Theme: Art & Science
Wednesday, 9/21/16, 12 pm to 2 pm (Main 110)
Associate Director, Hopkins Extreme Materials Institute (HEMI)
Chair of the Civil Engineering Department, Johns Hopkins University
Lori Graham-Brady shared information about the HEMI/MICA Extreme Arts program, an artist residency and internship that brings Maryland Institute College of Art (MICA) artists and designers together with Johns Hopkins University engineers and scientists to expand scientific understandings of material behavior and extreme events. Hosted at the Hopkins Extreme Materials Institute (HEMI) in the Whiting School of Engineering, researchers can collaborate with MICA creatives to make new, cross-disciplinary works of visual art, data visualization, graphic design, or product design.
Spring ‘16 Artist in Residence for the HEMI/MICA Extreme Arts Program
Photography Faculty, MICA
Jay Gould was selected as the first Artist in Residence for the HEMI/MICA Extreme Arts Program. The goal of this artist/designer in residence position is to bring MICA and JHU faculty together to collaborate and explore ways to represent, visualize, and/or interpret HEMI research.

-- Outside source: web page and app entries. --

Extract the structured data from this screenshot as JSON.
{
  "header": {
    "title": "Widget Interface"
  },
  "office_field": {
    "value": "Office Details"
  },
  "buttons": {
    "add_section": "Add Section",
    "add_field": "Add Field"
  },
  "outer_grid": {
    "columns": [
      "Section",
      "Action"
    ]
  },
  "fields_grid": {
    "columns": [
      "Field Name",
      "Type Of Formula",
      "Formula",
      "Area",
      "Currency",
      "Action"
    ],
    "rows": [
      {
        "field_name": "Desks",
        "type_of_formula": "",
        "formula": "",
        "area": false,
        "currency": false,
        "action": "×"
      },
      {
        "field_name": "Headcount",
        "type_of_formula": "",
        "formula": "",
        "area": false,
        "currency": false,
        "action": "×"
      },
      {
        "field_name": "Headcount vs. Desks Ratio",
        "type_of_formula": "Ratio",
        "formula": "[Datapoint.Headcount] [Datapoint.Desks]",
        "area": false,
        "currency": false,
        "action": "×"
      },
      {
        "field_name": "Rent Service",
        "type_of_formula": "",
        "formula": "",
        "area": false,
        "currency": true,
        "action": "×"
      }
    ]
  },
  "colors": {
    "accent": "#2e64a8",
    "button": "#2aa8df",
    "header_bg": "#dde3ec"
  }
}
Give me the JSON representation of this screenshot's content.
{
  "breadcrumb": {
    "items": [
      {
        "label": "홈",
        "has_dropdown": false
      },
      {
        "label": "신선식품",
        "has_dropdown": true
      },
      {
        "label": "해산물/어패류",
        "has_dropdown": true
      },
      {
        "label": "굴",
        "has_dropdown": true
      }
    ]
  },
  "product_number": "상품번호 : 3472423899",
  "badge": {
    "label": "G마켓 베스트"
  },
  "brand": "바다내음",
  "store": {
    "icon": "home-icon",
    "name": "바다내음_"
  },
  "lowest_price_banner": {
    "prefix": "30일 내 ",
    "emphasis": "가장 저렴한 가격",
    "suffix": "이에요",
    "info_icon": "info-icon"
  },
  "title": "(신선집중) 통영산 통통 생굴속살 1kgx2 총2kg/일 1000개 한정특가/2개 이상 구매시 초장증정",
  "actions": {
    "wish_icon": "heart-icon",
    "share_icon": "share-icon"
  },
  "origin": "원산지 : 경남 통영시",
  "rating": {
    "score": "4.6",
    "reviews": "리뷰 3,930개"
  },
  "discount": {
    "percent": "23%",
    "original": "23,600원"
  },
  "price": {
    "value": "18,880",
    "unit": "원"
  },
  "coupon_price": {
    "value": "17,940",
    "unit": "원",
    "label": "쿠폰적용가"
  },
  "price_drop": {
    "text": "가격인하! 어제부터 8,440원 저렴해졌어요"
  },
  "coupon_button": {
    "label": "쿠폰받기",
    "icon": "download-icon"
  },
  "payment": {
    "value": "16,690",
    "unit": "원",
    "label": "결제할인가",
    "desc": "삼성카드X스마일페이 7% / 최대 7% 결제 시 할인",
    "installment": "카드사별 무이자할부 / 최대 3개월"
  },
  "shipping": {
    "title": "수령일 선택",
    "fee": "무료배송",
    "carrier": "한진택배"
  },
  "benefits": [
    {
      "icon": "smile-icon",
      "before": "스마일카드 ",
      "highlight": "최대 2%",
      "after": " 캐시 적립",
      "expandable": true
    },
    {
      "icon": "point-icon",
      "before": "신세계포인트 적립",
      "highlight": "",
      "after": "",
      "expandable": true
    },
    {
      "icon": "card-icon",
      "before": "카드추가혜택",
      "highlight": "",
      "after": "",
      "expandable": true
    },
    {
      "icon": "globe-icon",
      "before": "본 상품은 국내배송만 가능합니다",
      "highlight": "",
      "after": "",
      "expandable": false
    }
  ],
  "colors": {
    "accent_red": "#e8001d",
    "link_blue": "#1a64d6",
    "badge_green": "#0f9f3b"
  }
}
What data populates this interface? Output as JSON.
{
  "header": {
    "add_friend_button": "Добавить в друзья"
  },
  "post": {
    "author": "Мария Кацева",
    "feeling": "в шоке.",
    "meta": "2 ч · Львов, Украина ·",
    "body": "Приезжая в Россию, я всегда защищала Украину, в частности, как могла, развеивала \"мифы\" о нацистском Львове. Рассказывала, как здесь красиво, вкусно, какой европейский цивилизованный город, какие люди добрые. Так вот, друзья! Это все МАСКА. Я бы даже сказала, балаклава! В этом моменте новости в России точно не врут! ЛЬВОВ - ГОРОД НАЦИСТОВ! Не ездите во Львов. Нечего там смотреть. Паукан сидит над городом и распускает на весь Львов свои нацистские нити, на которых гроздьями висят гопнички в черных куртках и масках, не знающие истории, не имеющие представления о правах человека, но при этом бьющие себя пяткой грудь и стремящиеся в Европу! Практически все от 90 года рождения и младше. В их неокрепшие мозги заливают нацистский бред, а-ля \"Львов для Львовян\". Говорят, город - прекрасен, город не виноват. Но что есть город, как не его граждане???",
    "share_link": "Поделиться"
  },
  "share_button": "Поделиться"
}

Jay presented a sampling of new and ongoing projects that depict and react to the research being done at HEMI. Using a wide range of media and processes, this work reimagines HEMI's research using playful analogies, unique narratives
Smithsonian Artist Research Fellow
Director, Mount Royal School of Art
Luca Buvoli shared his three-part project, Running on the Moon. Begun in 2009, and continuing currently through The Smithsonian Artist Research Fellowship program, Running on the Moon combines experimentation as a test subject in NASA laboratories used for training astronauts, a six-month fictional "artist-in-residence" on the International Space Station (ISS), and artwork generated for accompanying exhibitions. The project explores the relationship between art, creativity, and science, addressing the changing role of the astronaut and the space mission program during these decades.
Wednesday, 10/26/16, 12 pm to 2 pm (Main 110)
This lunch will focus on the topic of MAKING as a catalyst to design a team proposal for a National Science Foundation (NSF) Eager Grant. The focus of the Eager Grant is enabling the future of MAKING by catalyzing new approaches in
About the NSF Eager Grant:
The National Science Foundation (NSF) has contributed substantially to the development of the US Maker Movement and the exploration of Making as a pathway to innovations and learning in Science, Technology, Engineering, and Mathematics (STEM). The Maker approach encourages people to understand how things work, to experiment, invent and redesign things through multiple iterations, to democratize and understand processes of engineering, science, and innovation, and to commercialize new products by developing and testing prototypes quickly and in a cost-effective manner. Making frequently takes place in social contexts, where collaborators, mentors, advisors, and others can be found. These emerging ideas are pointing the way to how the STEM research and education community can both benefit from and contribute to the Maker Movement, improving U.S. innovation and STEM workforce development. To learn more about this grant please visit here.
Gwynne Keathley Vice Provost for Research & Graduate Studies, MICA
Will Holman, General Manager, OpenWorks
Thomas Gardner, MA in Social Design Faculty, MICA
"Makerspace: Towards a New Civic Infrastructure" by Will Holman
"The Case for Social Innovation Micro-Credentials" by Charles Tsai